Supplied records »

══════════════════════════════

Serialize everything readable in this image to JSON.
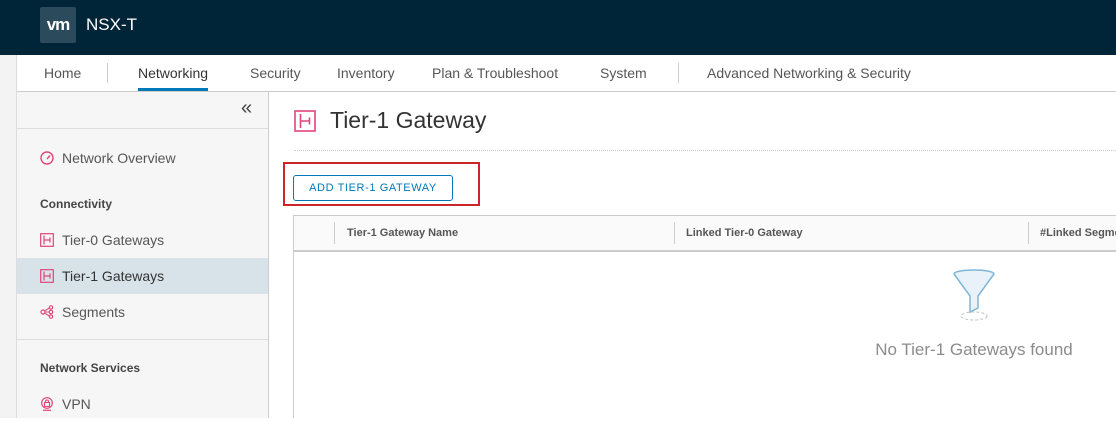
{
  "header": {
    "logo_text": "vm",
    "app_title": "NSX-T",
    "bg_color": "#002538"
  },
  "nav": {
    "tabs": [
      "Home",
      "Networking",
      "Security",
      "Inventory",
      "Plan & Troubleshoot",
      "System",
      "Advanced Networking & Security"
    ],
    "active": "Networking",
    "accent_color": "#0079b8"
  },
  "sidebar": {
    "collapse_glyph": "«",
    "overview": {
      "label": "Network Overview",
      "icon": "gauge-icon"
    },
    "sections": [
      {
        "title": "Connectivity",
        "items": [
          {
            "label": "Tier-0 Gateways",
            "icon": "gateway-icon"
          },
          {
            "label": "Tier-1 Gateways",
            "icon": "gateway-icon",
            "selected": true
          },
          {
            "label": "Segments",
            "icon": "segments-icon"
          }
        ]
      },
      {
        "title": "Network Services",
        "items": [
          {
            "label": "VPN",
            "icon": "vpn-icon"
          }
        ]
      }
    ]
  },
  "main": {
    "title": "Tier-1 Gateway",
    "title_icon": "gateway-icon",
    "add_button": "ADD TIER-1 GATEWAY",
    "grid": {
      "columns": [
        "Tier-1 Gateway Name",
        "Linked Tier-0 Gateway",
        "#Linked Segments"
      ],
      "empty_message": "No Tier-1 Gateways found",
      "empty_icon": "filter-funnel-icon"
    }
  }
}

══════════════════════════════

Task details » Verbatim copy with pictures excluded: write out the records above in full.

Task response »
Serialize everything readable in this image to JSON.
{
  "header": {
    "logo_text": "vm",
    "app_title": "NSX-T",
    "bg_color": "#002538"
  },
  "nav": {
    "tabs": [
      "Home",
      "Networking",
      "Security",
      "Inventory",
      "Plan & Troubleshoot",
      "System",
      "Advanced Networking & Security"
    ],
    "active": "Networking",
    "accent_color": "#0079b8"
  },
  "sidebar": {
    "collapse_glyph": "«",
    "overview": {
      "label": "Network Overview",
      "icon": "gauge-icon"
    },
    "sections": [
      {
        "title": "Connectivity",
        "items": [
          {
            "label": "Tier-0 Gateways",
            "icon": "gateway-icon"
          },
          {
            "label": "Tier-1 Gateways",
            "icon": "gateway-icon",
            "selected": true
          },
          {
            "label": "Segments",
            "icon": "segments-icon"
          }
        ]
      },
      {
        "title": "Network Services",
        "items": [
          {
            "label": "VPN",
            "icon": "vpn-icon"
          }
        ]
      }
    ]
  },
  "main": {
    "title": "Tier-1 Gateway",
    "title_icon": "gateway-icon",
    "add_button": "ADD TIER-1 GATEWAY",
    "grid": {
      "columns": [
        "Tier-1 Gateway Name",
        "Linked Tier-0 Gateway",
        "#Linked Segments"
      ],
      "empty_message": "No Tier-1 Gateways found",
      "empty_icon": "filter-funnel-icon"
    }
  }
}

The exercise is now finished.